by Hanneke van 't Veen
Do we need any more methods? Are researchers not able to extract all information they need, using models, remote sensing and qualitative research? No. One question remains and that is the evolution of human behavior over time. This is one of the most difficult questions to answer. It can be approached qualitatively or quantitatively, through historical analyses, experiments or modelling. However, history does not necessarily reproduce itself, experiments are expensive and sometimes impossible and models are based upon what researchers think might happen and often do not involve the perspective of the people in question. A way to overcome this challenge is to create a game of the resource area that people can play with. Like models, games are simplifications of reality that can be played over and over again.
Games can be very simple, like the “Game of life” of John Conway or more extensive, such as “TerriStories”, which is developed to support collective territorial management or “WaasOnline”, a game about sustainable river management. Figure 1 shows an example of a game of the charcoal production system that is under development at the University of Zurich under the URPP Biodiversity and Global Change program.

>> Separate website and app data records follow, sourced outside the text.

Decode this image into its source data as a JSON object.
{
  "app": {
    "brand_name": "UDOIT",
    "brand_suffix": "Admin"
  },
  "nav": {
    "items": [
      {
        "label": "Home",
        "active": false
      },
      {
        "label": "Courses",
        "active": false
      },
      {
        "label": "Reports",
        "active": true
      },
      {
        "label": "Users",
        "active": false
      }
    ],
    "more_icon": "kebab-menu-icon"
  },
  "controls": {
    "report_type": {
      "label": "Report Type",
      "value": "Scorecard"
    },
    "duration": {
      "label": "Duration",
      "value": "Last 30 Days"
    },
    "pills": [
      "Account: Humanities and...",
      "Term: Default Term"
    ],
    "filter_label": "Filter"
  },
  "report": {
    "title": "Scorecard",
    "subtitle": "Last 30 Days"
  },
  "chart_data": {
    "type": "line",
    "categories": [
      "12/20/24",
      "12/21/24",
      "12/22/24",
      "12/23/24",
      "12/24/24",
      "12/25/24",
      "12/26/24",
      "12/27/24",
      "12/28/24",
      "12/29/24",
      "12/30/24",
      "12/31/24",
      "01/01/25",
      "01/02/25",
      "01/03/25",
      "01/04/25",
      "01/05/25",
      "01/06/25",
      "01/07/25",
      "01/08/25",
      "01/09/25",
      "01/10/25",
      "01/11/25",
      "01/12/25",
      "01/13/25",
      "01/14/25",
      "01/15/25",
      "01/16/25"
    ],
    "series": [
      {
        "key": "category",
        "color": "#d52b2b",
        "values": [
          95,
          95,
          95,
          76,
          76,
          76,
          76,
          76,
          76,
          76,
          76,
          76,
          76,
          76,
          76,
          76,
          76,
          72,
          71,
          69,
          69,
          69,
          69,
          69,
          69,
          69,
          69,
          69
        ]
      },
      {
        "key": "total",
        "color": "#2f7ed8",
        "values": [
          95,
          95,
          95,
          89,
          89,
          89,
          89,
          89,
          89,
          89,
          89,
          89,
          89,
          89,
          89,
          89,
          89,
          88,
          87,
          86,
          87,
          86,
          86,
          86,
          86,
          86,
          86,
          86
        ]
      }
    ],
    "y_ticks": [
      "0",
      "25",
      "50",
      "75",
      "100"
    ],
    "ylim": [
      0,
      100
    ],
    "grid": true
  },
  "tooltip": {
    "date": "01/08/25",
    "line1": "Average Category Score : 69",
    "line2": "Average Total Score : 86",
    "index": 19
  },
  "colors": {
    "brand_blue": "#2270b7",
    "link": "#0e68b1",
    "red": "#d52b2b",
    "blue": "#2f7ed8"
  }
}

Figure 1. An example of a game of the wood charcoal system, under development at the University of Zurich under the URPP Biodiversity and Global Change program at the moment.